● **WORK REQUIRED**: From the first line to the last, restate the data word for word.

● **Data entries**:
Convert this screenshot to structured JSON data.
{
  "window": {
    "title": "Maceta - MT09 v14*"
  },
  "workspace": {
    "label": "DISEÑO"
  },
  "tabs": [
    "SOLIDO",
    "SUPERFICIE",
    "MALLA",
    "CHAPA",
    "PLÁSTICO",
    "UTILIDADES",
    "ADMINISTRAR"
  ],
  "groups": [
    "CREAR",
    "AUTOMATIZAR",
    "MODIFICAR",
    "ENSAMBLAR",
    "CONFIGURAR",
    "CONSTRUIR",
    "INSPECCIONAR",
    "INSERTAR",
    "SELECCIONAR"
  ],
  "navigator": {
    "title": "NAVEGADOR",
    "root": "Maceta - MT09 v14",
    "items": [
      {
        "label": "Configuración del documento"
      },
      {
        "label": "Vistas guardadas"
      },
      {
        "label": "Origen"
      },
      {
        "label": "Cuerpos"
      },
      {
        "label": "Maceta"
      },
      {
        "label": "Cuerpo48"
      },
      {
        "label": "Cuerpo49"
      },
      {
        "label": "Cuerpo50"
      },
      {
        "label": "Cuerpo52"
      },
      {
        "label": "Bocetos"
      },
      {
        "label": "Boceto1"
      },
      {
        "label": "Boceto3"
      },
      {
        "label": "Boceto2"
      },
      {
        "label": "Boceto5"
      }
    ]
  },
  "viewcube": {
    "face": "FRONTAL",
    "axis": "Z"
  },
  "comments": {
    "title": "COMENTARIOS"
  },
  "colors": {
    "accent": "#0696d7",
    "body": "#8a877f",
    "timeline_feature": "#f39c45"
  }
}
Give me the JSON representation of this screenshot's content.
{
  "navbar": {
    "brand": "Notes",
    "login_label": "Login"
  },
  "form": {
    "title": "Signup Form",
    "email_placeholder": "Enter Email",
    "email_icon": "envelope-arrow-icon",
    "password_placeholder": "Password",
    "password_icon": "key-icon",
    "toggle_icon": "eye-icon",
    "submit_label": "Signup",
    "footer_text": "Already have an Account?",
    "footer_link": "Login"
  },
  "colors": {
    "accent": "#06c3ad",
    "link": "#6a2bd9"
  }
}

● **RESULT OF THE EXERCISE**:
Convert this screenshot to structured JSON data.
{
  "window": {
    "title": "Maceta - MT09 v14*"
  },
  "workspace": {
    "label": "DISEÑO"
  },
  "tabs": [
    "SOLIDO",
    "SUPERFICIE",
    "MALLA",
    "CHAPA",
    "PLÁSTICO",
    "UTILIDADES",
    "ADMINISTRAR"
  ],
  "groups": [
    "CREAR",
    "AUTOMATIZAR",
    "MODIFICAR",
    "ENSAMBLAR",
    "CONFIGURAR",
    "CONSTRUIR",
    "INSPECCIONAR",
    "INSERTAR",
    "SELECCIONAR"
  ],
  "navigator": {
    "title": "NAVEGADOR",
    "root": "Maceta - MT09 v14",
    "items": [
      {
        "label": "Configuración del documento"
      },
      {
        "label": "Vistas guardadas"
      },
      {
        "label": "Origen"
      },
      {
        "label": "Cuerpos"
      },
      {
        "label": "Maceta"
      },
      {
        "label": "Cuerpo48"
      },
      {
        "label": "Cuerpo49"
      },
      {
        "label": "Cuerpo50"
      },
      {
        "label": "Cuerpo52"
      },
      {
        "label": "Bocetos"
      },
      {
        "label": "Boceto1"
      },
      {
        "label": "Boceto3"
      },
      {
        "label": "Boceto2"
      },
      {
        "label": "Boceto5"
      }
    ]
  },
  "viewcube": {
    "face": "FRONTAL",
    "axis": "Z"
  },
  "comments": {
    "title": "COMENTARIOS"
  },
  "colors": {
    "accent": "#0696d7",
    "body": "#8a877f",
    "timeline_feature": "#f39c45"
  }
}
Give me the JSON representation of this screenshot's content.
{
  "navbar": {
    "brand": "Notes",
    "login_label": "Login"
  },
  "form": {
    "title": "Signup Form",
    "email_placeholder": "Enter Email",
    "email_icon": "envelope-arrow-icon",
    "password_placeholder": "Password",
    "password_icon": "key-icon",
    "toggle_icon": "eye-icon",
    "submit_label": "Signup",
    "footer_text": "Already have an Account?",
    "footer_link": "Login"
  },
  "colors": {
    "accent": "#06c3ad",
    "link": "#6a2bd9"
  }
}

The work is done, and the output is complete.